The Democratic Progressive Party (DPP) yesterday expressed concerns over reported dialogue between Beijing and Washington about US arms sales to Taiwan, saying that the institutionalized bilateral discussion would be detrimental to Taiwan’s interests.
Guan Youfei (關友飛), director of the Foreign Affairs Office of China’s Ministry of National Defense, was quoted by Chinese media as saying that Chinese Defense Minister Chang Wanquan (常萬全) offered to “adjust Beijing’s military deployment in exchange for Washington stopping its arms sales to Taiwan” during a meeting with US Defense Secretary of Defense Chuck Hagel.
By adjusting military deployments, Chang was believed to be referring to China’s removal of the more than 1,500 missiles targeted at Taiwan.
“[The initiative] was not new, as China had raised the issue several times before.
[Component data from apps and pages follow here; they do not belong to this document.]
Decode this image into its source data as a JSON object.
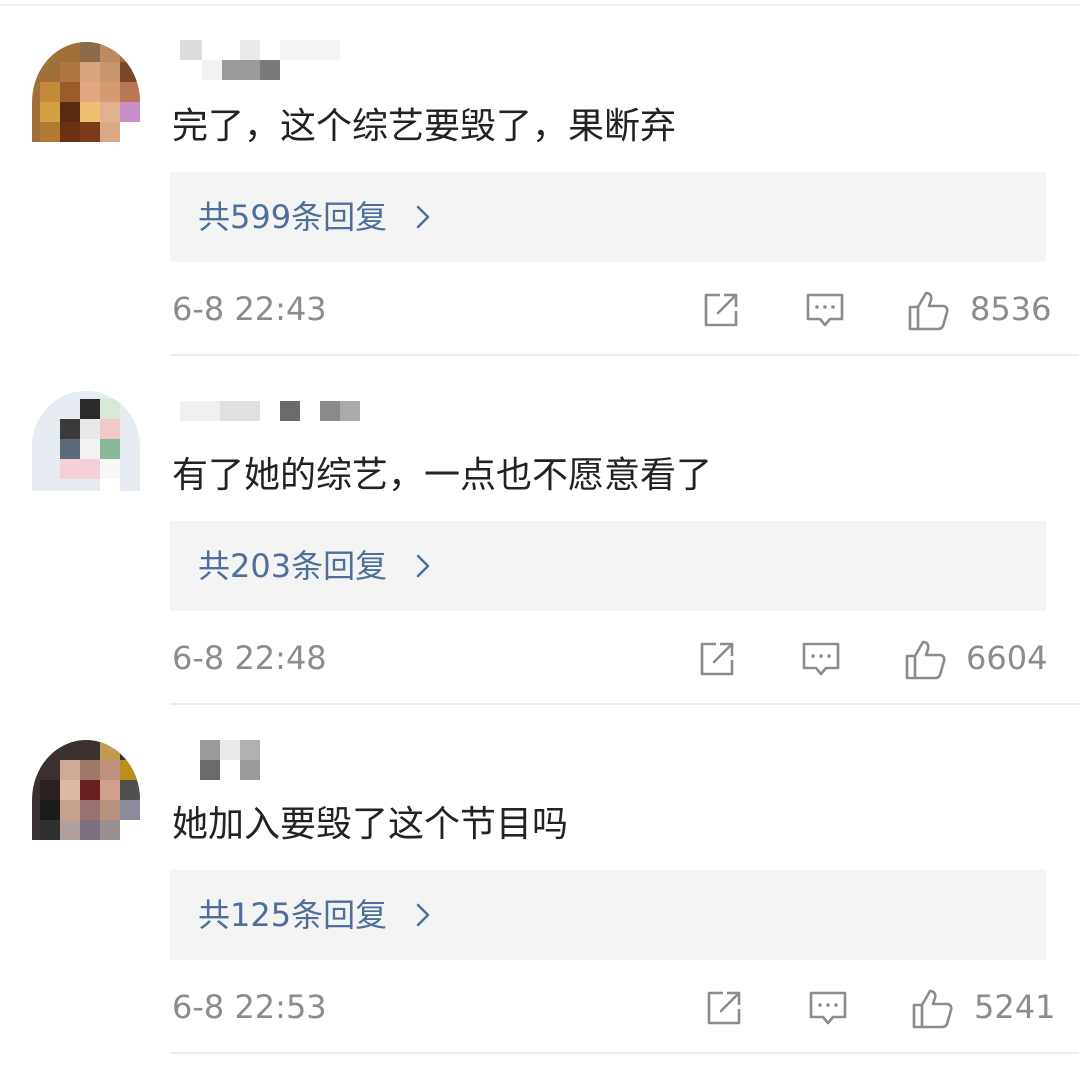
{
  "comments": [
    {
      "text": "完了，这个综艺要毁了，果断弃",
      "replies_label": "共599条回复",
      "time": "6-8 22:43",
      "likes": "8536"
    },
    {
      "text": "有了她的综艺，一点也不愿意看了",
      "replies_label": "共203条回复",
      "time": "6-8 22:48",
      "likes": "6604"
    },
    {
      "text": "她加入要毁了这个节目吗",
      "replies_label": "共125条回复",
      "time": "6-8 22:53",
      "likes": "5241"
    }
  ],
  "icons": {
    "share": "share-icon",
    "reply": "comment-icon",
    "like": "thumbs-up-icon",
    "more": "chevron-right-icon"
  },
  "colors": {
    "reply_link": "#4f6f9a",
    "reply_box_bg": "#f4f4f4",
    "meta_text": "#8c8c8c",
    "comment_text": "#222222"
  }
}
What surprised us was the substantial discussion between China and the US on the arms sale issue, which was never before included in the bilateral dialogue,” said Joseph Wu (吳釗燮), the DPP representative to the US and executive director of the party’s Policy Research Committee.
The DPP was especially concerned about talk of establishing a joint task force as an institutionalized mechanism to deal with various issues, including US arms sales to Taiwan, Wu said.
US defense officials and Taiwan’s Ministry of Foreign Affairs both denied that US arms sales had been an issue in the US-China dialogue, but Wu urged the government to seek reassurance from Washington that it would not consult with the Chinese on its arms sales to Taiwan in the future.
If Beijing and Washington did raise the issue in their defense talks, the level of conversation had gone beyond past bilateral dialogues, Wu said.
A US-China deal would be a violation of the Taiwan Relations Act, which requires the US to provide Taiwan with “arms of a defensive character,” and the “six assurances” made by the administration of former US president Ronald Reagan in 1982, which pledged not to hold prior consultations with China regarding arms sales to Taiwan and not to set a date for ending arms sales, he said.
If Beijing is serious about extending its goodwill to Taiwan, it “might as well renounce the use of force against Taiwan rather than using the ambiguous term ‘adjusting military deployment,’” Wu said.
Wu, who has served as Taiwan’s representative to the US and Mainland Affairs Council minister, called on President Ma Ying-jeou (馬英九) to work on strengthening Taiwan’s national defense.
Ma has failed to deliver on his campaign pledge for a defense budget of at least 3 percent of GDP, he said.
With the defense budget now at 2.1 percent of GDP, the implementation of an all-volunteer military and funding for future arms procurements in question, the already low morale in the military could be further jeopardized, Wu said.